Guest Blogger: Annie Laurie Harris memoir “It’s Easier to Dance”

Listen to this post:

I’m a non-fiction kind of gal. I really like biographies. And I’m not afraid to admit it: I love memoirs and autobiographies. So I’m very excited to be able to present today some very brief excerpts from the memoir by Annie Laurie Harris called “It’s Easier to Dance.” Annie has given me permission to record the audio for this book. She lives on the other side of the country from me, and it was just easier for me to record. So I do hope you enjoy this reading.

Please visit to see her blog and learn more about this wonderful book.

Chapter 4

“A Change in Identity”

by Annie Laurie Harris


“Until the age of 40, I defined myself in terms of my physical disability, cerebral palsy, a neurological birth defect that can affect any area of the brain. In my case, athetoid is characterized by involuntary gross motor movement, muscle spasticity, and speech impairment. No intellectual impairment was found, however, it was presumed because of my lack of ability to articulate words. I believed I had more in common with those who were disabled and white rather than being “colored”.

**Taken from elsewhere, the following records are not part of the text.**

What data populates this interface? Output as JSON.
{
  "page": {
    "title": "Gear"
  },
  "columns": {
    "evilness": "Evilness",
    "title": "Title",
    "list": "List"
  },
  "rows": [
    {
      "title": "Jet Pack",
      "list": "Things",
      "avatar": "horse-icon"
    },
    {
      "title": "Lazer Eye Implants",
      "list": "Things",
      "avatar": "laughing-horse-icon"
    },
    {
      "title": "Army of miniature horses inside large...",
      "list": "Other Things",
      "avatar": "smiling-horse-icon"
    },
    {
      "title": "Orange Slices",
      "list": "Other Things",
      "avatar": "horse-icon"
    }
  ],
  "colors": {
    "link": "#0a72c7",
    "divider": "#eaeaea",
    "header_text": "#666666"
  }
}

I began to question who I was in terms of culture, and femininity. I had always loved being a woman and my mother had taught me about being a female in the world and in relationships with a man. I had never thought much about being a black woman, just a disabled woman. The more I became aware of the cultural differences, my African Heritage began to grow more vibrant and my medical diagnosis of having a “severe” (I hate that word) disability began to recede in significance in terms of how I identified myself and projected myself to the world.

This was a pivotal moment in my life.

I was 35 years old before I met another woman with cerebral palsy who was older than me, Edith Schneider and her husband were presented at a workshop on sexuality and disability. When I met her, I cried and she held me in her arms. It was the first time I had felt a body like mine. One that could not be entirely controlled by her will. Although the impact of meeting and feeling Mrs. Schneider was powerful, she still wasn’t like me; she just had a body like mine. When I looked at her I didn’t see myself the way I did when I looked at other people of my cultural background. In essence, I began to realize I was bicultural, having being born disabled and black. This phenomenon is rarely recognized or considered by the medical professionals, educators, speech pathologists, and other specialists who work with a wide variety of complex challenges and their families.

Ignoring this aspect limits using the values, rituals, or belief systems of the families, when putting together an educational plan, rehabilitation program, and teaching social skills. Therefore, the expectations that were communicated to me as an adolescent and developing young woman with a disability were based on an incorrect frame of reference. This was my experience until I became aware of what was happening, and I took control of the decision making process of what was appropriate in my life. This change in self perception at times seemed to put me in opposition to rehabilitation system and other professionals. They saw me as non-compliant, argumentative, and uncooperative. According to their point of view they were correct. They only had eyesight, but I had vision, persistence and an indelible since of purpose to my life. I believed in something far greater than society presented to me. I could see, and can still see, beyond the boundaries, beyond what the world initially presents as possible.”